### WORKING DATA
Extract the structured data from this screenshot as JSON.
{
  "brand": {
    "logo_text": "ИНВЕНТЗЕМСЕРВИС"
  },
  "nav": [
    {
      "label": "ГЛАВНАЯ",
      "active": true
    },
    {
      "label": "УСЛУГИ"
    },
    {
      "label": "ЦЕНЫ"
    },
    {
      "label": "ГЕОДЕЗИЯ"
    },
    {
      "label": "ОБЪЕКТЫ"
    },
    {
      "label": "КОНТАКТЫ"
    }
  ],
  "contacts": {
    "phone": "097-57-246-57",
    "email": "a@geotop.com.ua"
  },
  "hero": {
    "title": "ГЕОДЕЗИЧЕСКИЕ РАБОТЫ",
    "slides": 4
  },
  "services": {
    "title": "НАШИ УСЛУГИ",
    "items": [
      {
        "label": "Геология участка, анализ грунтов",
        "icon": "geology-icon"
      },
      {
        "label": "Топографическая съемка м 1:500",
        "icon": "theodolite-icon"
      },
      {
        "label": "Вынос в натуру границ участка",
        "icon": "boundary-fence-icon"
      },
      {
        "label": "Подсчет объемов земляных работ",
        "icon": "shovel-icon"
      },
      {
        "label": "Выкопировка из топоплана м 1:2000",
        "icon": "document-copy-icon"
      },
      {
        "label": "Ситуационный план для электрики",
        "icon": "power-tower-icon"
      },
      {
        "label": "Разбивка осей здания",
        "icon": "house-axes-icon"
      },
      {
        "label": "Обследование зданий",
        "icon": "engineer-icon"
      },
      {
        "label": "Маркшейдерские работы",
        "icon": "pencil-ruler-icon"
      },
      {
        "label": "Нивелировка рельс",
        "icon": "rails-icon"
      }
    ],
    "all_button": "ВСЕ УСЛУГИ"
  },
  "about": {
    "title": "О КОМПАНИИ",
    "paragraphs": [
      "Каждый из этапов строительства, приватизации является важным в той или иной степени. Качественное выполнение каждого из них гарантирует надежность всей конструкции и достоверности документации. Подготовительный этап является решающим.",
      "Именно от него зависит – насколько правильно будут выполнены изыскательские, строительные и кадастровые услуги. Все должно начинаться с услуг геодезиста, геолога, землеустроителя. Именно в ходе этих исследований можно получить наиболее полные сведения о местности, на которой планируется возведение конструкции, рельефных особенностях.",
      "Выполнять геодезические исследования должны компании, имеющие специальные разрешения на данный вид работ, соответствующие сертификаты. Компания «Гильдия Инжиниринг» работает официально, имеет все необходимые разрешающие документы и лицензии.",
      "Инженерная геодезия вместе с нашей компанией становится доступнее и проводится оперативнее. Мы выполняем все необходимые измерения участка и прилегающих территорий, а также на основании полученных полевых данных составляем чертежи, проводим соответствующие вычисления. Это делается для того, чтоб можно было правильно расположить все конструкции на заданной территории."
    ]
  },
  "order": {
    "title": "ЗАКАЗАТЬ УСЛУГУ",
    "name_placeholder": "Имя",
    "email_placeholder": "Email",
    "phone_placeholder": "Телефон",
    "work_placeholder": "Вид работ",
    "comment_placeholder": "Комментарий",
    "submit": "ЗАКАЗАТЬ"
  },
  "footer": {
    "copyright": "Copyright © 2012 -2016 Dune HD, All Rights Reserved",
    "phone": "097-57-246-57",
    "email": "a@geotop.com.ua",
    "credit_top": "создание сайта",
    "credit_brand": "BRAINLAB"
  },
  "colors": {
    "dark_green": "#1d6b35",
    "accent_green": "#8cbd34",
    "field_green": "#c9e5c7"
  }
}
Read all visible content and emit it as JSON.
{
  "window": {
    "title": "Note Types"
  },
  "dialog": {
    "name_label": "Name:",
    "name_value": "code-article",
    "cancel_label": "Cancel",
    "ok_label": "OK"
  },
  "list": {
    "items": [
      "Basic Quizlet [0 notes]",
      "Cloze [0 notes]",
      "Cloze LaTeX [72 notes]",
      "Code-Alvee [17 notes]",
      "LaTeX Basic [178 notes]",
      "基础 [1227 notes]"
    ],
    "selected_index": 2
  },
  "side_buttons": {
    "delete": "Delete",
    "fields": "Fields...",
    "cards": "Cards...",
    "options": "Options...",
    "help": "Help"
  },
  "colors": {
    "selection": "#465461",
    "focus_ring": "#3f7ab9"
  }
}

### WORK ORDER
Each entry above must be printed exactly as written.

### ANSWER SPACE
Extract the structured data from this screenshot as JSON.
{
  "brand": {
    "logo_text": "ИНВЕНТЗЕМСЕРВИС"
  },
  "nav": [
    {
      "label": "ГЛАВНАЯ",
      "active": true
    },
    {
      "label": "УСЛУГИ"
    },
    {
      "label": "ЦЕНЫ"
    },
    {
      "label": "ГЕОДЕЗИЯ"
    },
    {
      "label": "ОБЪЕКТЫ"
    },
    {
      "label": "КОНТАКТЫ"
    }
  ],
  "contacts": {
    "phone": "097-57-246-57",
    "email": "a@geotop.com.ua"
  },
  "hero": {
    "title": "ГЕОДЕЗИЧЕСКИЕ РАБОТЫ",
    "slides": 4
  },
  "services": {
    "title": "НАШИ УСЛУГИ",
    "items": [
      {
        "label": "Геология участка, анализ грунтов",
        "icon": "geology-icon"
      },
      {
        "label": "Топографическая съемка м 1:500",
        "icon": "theodolite-icon"
      },
      {
        "label": "Вынос в натуру границ участка",
        "icon": "boundary-fence-icon"
      },
      {
        "label": "Подсчет объемов земляных работ",
        "icon": "shovel-icon"
      },
      {
        "label": "Выкопировка из топоплана м 1:2000",
        "icon": "document-copy-icon"
      },
      {
        "label": "Ситуационный план для электрики",
        "icon": "power-tower-icon"
      },
      {
        "label": "Разбивка осей здания",
        "icon": "house-axes-icon"
      },
      {
        "label": "Обследование зданий",
        "icon": "engineer-icon"
      },
      {
        "label": "Маркшейдерские работы",
        "icon": "pencil-ruler-icon"
      },
      {
        "label": "Нивелировка рельс",
        "icon": "rails-icon"
      }
    ],
    "all_button": "ВСЕ УСЛУГИ"
  },
  "about": {
    "title": "О КОМПАНИИ",
    "paragraphs": [
      "Каждый из этапов строительства, приватизации является важным в той или иной степени. Качественное выполнение каждого из них гарантирует надежность всей конструкции и достоверности документации. Подготовительный этап является решающим.",
      "Именно от него зависит – насколько правильно будут выполнены изыскательские, строительные и кадастровые услуги. Все должно начинаться с услуг геодезиста, геолога, землеустроителя. Именно в ходе этих исследований можно получить наиболее полные сведения о местности, на которой планируется возведение конструкции, рельефных особенностях.",
      "Выполнять геодезические исследования должны компании, имеющие специальные разрешения на данный вид работ, соответствующие сертификаты. Компания «Гильдия Инжиниринг» работает официально, имеет все необходимые разрешающие документы и лицензии.",
      "Инженерная геодезия вместе с нашей компанией становится доступнее и проводится оперативнее. Мы выполняем все необходимые измерения участка и прилегающих территорий, а также на основании полученных полевых данных составляем чертежи, проводим соответствующие вычисления. Это делается для того, чтоб можно было правильно расположить все конструкции на заданной территории."
    ]
  },
  "order": {
    "title": "ЗАКАЗАТЬ УСЛУГУ",
    "name_placeholder": "Имя",
    "email_placeholder": "Email",
    "phone_placeholder": "Телефон",
    "work_placeholder": "Вид работ",
    "comment_placeholder": "Комментарий",
    "submit": "ЗАКАЗАТЬ"
  },
  "footer": {
    "copyright": "Copyright © 2012 -2016 Dune HD, All Rights Reserved",
    "phone": "097-57-246-57",
    "email": "a@geotop.com.ua",
    "credit_top": "создание сайта",
    "credit_brand": "BRAINLAB"
  },
  "colors": {
    "dark_green": "#1d6b35",
    "accent_green": "#8cbd34",
    "field_green": "#c9e5c7"
  }
}
Read all visible content and emit it as JSON.
{
  "window": {
    "title": "Note Types"
  },
  "dialog": {
    "name_label": "Name:",
    "name_value": "code-article",
    "cancel_label": "Cancel",
    "ok_label": "OK"
  },
  "list": {
    "items": [
      "Basic Quizlet [0 notes]",
      "Cloze [0 notes]",
      "Cloze LaTeX [72 notes]",
      "Code-Alvee [17 notes]",
      "LaTeX Basic [178 notes]",
      "基础 [1227 notes]"
    ],
    "selected_index": 2
  },
  "side_buttons": {
    "delete": "Delete",
    "fields": "Fields...",
    "cards": "Cards...",
    "options": "Options...",
    "help": "Help"
  },
  "colors": {
    "selection": "#465461",
    "focus_ring": "#3f7ab9"
  }
}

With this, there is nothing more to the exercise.